### Given records:
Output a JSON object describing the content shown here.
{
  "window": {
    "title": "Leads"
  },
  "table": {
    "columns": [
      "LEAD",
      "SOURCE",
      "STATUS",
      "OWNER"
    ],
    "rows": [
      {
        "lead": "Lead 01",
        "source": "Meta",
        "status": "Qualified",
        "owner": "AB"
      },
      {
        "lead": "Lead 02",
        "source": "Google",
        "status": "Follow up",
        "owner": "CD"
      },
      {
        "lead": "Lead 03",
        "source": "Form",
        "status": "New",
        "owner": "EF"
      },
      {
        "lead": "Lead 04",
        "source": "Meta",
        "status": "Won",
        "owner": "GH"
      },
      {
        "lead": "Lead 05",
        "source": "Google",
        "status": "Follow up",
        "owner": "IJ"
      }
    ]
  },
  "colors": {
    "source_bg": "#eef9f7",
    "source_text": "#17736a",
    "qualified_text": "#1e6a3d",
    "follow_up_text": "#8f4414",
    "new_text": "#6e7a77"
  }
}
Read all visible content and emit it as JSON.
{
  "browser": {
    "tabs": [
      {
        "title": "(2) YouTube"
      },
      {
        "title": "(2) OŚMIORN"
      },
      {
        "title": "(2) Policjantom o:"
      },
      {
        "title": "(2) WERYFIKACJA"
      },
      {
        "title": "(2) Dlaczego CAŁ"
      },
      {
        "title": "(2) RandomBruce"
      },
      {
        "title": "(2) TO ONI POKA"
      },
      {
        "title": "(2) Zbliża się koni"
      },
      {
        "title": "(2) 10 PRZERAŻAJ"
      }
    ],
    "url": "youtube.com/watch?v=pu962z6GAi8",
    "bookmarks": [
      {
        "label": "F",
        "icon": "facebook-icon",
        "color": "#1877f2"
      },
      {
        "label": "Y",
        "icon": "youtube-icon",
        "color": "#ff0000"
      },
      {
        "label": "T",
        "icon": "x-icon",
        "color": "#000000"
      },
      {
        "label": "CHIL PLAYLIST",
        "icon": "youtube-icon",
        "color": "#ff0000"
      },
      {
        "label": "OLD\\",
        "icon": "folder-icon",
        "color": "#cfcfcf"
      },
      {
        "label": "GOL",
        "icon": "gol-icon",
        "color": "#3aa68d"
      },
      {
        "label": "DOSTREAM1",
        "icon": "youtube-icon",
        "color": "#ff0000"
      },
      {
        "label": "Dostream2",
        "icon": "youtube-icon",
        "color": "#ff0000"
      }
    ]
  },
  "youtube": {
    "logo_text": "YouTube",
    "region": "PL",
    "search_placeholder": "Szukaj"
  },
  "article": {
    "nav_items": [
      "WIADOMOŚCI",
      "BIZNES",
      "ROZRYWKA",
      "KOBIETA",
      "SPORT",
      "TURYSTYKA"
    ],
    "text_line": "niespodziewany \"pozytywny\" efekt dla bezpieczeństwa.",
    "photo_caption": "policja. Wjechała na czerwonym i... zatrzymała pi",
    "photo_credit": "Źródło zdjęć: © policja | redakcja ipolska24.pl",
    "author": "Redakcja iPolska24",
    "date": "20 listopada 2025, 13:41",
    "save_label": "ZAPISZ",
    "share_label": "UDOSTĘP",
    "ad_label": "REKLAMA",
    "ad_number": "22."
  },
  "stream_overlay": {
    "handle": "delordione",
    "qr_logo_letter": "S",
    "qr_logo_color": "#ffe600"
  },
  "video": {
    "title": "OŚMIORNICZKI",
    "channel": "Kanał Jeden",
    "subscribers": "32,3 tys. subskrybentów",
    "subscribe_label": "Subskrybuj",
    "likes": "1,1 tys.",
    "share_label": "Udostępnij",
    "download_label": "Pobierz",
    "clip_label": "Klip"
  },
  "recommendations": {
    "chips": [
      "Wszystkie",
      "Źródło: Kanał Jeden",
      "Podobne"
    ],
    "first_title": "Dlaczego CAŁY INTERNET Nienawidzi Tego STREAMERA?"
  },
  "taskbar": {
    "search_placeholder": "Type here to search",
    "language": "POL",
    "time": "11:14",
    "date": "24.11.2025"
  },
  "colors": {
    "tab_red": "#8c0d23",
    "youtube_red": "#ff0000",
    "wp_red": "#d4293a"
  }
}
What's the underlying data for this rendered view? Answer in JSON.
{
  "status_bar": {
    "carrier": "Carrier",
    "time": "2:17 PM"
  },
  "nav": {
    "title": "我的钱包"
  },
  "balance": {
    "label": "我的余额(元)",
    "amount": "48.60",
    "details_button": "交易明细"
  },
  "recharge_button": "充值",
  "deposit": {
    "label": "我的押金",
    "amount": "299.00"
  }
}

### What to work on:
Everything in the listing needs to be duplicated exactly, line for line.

### Your solution:
Output a JSON object describing the content shown here.
{
  "window": {
    "title": "Leads"
  },
  "table": {
    "columns": [
      "LEAD",
      "SOURCE",
      "STATUS",
      "OWNER"
    ],
    "rows": [
      {
        "lead": "Lead 01",
        "source": "Meta",
        "status": "Qualified",
        "owner": "AB"
      },
      {
        "lead": "Lead 02",
        "source": "Google",
        "status": "Follow up",
        "owner": "CD"
      },
      {
        "lead": "Lead 03",
        "source": "Form",
        "status": "New",
        "owner": "EF"
      },
      {
        "lead": "Lead 04",
        "source": "Meta",
        "status": "Won",
        "owner": "GH"
      },
      {
        "lead": "Lead 05",
        "source": "Google",
        "status": "Follow up",
        "owner": "IJ"
      }
    ]
  },
  "colors": {
    "source_bg": "#eef9f7",
    "source_text": "#17736a",
    "qualified_text": "#1e6a3d",
    "follow_up_text": "#8f4414",
    "new_text": "#6e7a77"
  }
}
Read all visible content and emit it as JSON.
{
  "browser": {
    "tabs": [
      {
        "title": "(2) YouTube"
      },
      {
        "title": "(2) OŚMIORN"
      },
      {
        "title": "(2) Policjantom o:"
      },
      {
        "title": "(2) WERYFIKACJA"
      },
      {
        "title": "(2) Dlaczego CAŁ"
      },
      {
        "title": "(2) RandomBruce"
      },
      {
        "title": "(2) TO ONI POKA"
      },
      {
        "title": "(2) Zbliża się koni"
      },
      {
        "title": "(2) 10 PRZERAŻAJ"
      }
    ],
    "url": "youtube.com/watch?v=pu962z6GAi8",
    "bookmarks": [
      {
        "label": "F",
        "icon": "facebook-icon",
        "color": "#1877f2"
      },
      {
        "label": "Y",
        "icon": "youtube-icon",
        "color": "#ff0000"
      },
      {
        "label": "T",
        "icon": "x-icon",
        "color": "#000000"
      },
      {
        "label": "CHIL PLAYLIST",
        "icon": "youtube-icon",
        "color": "#ff0000"
      },
      {
        "label": "OLD\\",
        "icon": "folder-icon",
        "color": "#cfcfcf"
      },
      {
        "label": "GOL",
        "icon": "gol-icon",
        "color": "#3aa68d"
      },
      {
        "label": "DOSTREAM1",
        "icon": "youtube-icon",
        "color": "#ff0000"
      },
      {
        "label": "Dostream2",
        "icon": "youtube-icon",
        "color": "#ff0000"
      }
    ]
  },
  "youtube": {
    "logo_text": "YouTube",
    "region": "PL",
    "search_placeholder": "Szukaj"
  },
  "article": {
    "nav_items": [
      "WIADOMOŚCI",
      "BIZNES",
      "ROZRYWKA",
      "KOBIETA",
      "SPORT",
      "TURYSTYKA"
    ],
    "text_line": "niespodziewany \"pozytywny\" efekt dla bezpieczeństwa.",
    "photo_caption": "policja. Wjechała na czerwonym i... zatrzymała pi",
    "photo_credit": "Źródło zdjęć: © policja | redakcja ipolska24.pl",
    "author": "Redakcja iPolska24",
    "date": "20 listopada 2025, 13:41",
    "save_label": "ZAPISZ",
    "share_label": "UDOSTĘP",
    "ad_label": "REKLAMA",
    "ad_number": "22."
  },
  "stream_overlay": {
    "handle": "delordione",
    "qr_logo_letter": "S",
    "qr_logo_color": "#ffe600"
  },
  "video": {
    "title": "OŚMIORNICZKI",
    "channel": "Kanał Jeden",
    "subscribers": "32,3 tys. subskrybentów",
    "subscribe_label": "Subskrybuj",
    "likes": "1,1 tys.",
    "share_label": "Udostępnij",
    "download_label": "Pobierz",
    "clip_label": "Klip"
  },
  "recommendations": {
    "chips": [
      "Wszystkie",
      "Źródło: Kanał Jeden",
      "Podobne"
    ],
    "first_title": "Dlaczego CAŁY INTERNET Nienawidzi Tego STREAMERA?"
  },
  "taskbar": {
    "search_placeholder": "Type here to search",
    "language": "POL",
    "time": "11:14",
    "date": "24.11.2025"
  },
  "colors": {
    "tab_red": "#8c0d23",
    "youtube_red": "#ff0000",
    "wp_red": "#d4293a"
  }
}
What's the underlying data for this rendered view? Answer in JSON.
{
  "status_bar": {
    "carrier": "Carrier",
    "time": "2:17 PM"
  },
  "nav": {
    "title": "我的钱包"
  },
  "balance": {
    "label": "我的余额(元)",
    "amount": "48.60",
    "details_button": "交易明细"
  },
  "recharge_button": "充值",
  "deposit": {
    "label": "我的押金",
    "amount": "299.00"
  }
}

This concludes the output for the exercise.